Yes, it’s been slow around these parts. Blame an abysmally bad garage sale season. But, today was different as this birthday haul from various game stores in Cleveland shows. Not often do I get to use the TurboGrafx tag, and two more Dreamcast games inch me ever closer to that complete set.
Well isn’t this a weird one to find buried between stuffed animals at Goodwill? At $2, you can’t say no to a Japanese import plush Link.
My first ever Pico find in the wild. It’s amazing it took this long (20+ years), and of course I paid $40 and change for one a year or so ago. Patience will always pay off, and in this case it would have saved me $34, although my original is complete. That dulls the sting a little bit.
Oh, and the Mario figure which is one of the larger pieces of official Nintendo character merch they’ve ever put out for sale – maybe the largest. He is available at Kmart and I presume other similar retailers as well.
In cold weather climates, winter kills collecting. Look at this: a freaking shirt is a highlight. Granted, it’s a Smithsonian shirt, but still. It never hurts to check the shirts for video game related ones. At a Goodwill, I once found a Killer Instinct shirt, a promo for the SNES version. You never know!
The other picks ups are unremarkable. $11 for all from local thrift and game stores.
Small Flat Rock, Michigan flea market find. Pac-Man stuff is easy to find. MS. Pac-Man stuff? Not so much. That’s one of my first pieces from the game, and the first glass.
As for Kickmaster, that was a game worth about $10 a year ago. Now? It’s about $40-$50, a perfect example of the market’s hyper inflation.
$20 local game store haul. Patience can be key, if risky. Most of these 3DO games were initially $10 each, but today were lowered to only a few dollars. Waiting is usually beneficial even if you consider the risk of losing out to another buyer in the interim. It’s not worth paying $10 for common titles even for oddball consoles. Set your pricing standards (mine is usually a $5 max) and stick to it. You can buy more games long term and you will certainly run across those gap filling commons again.
Hyrule Historia was on sale for $5.

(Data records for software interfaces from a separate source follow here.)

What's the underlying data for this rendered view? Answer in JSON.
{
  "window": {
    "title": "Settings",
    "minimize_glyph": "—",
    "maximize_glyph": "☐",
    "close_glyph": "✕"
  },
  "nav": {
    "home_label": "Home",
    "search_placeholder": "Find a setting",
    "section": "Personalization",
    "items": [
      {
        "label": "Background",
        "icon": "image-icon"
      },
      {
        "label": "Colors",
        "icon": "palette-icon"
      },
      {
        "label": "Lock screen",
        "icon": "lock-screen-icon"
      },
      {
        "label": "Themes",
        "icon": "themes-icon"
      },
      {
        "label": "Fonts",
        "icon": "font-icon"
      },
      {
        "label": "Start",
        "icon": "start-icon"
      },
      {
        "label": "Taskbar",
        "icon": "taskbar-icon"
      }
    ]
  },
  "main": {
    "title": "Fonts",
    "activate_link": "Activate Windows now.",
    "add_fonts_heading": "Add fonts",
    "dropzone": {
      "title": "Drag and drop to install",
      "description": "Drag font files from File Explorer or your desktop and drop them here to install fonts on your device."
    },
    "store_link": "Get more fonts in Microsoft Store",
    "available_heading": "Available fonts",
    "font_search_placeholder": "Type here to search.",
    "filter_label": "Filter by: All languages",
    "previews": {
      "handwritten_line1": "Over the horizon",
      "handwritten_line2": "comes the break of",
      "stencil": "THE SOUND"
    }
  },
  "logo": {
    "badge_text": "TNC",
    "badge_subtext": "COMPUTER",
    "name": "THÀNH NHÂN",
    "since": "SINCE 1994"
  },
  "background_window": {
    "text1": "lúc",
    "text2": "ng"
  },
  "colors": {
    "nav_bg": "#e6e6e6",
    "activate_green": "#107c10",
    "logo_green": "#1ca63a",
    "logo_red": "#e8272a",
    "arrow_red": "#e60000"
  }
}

Odd find for $1. The book features a bunch of little things the C64 can do and also has a few programming tips. Condition is only fair, but the price was too tempting even for a non-C64 fan.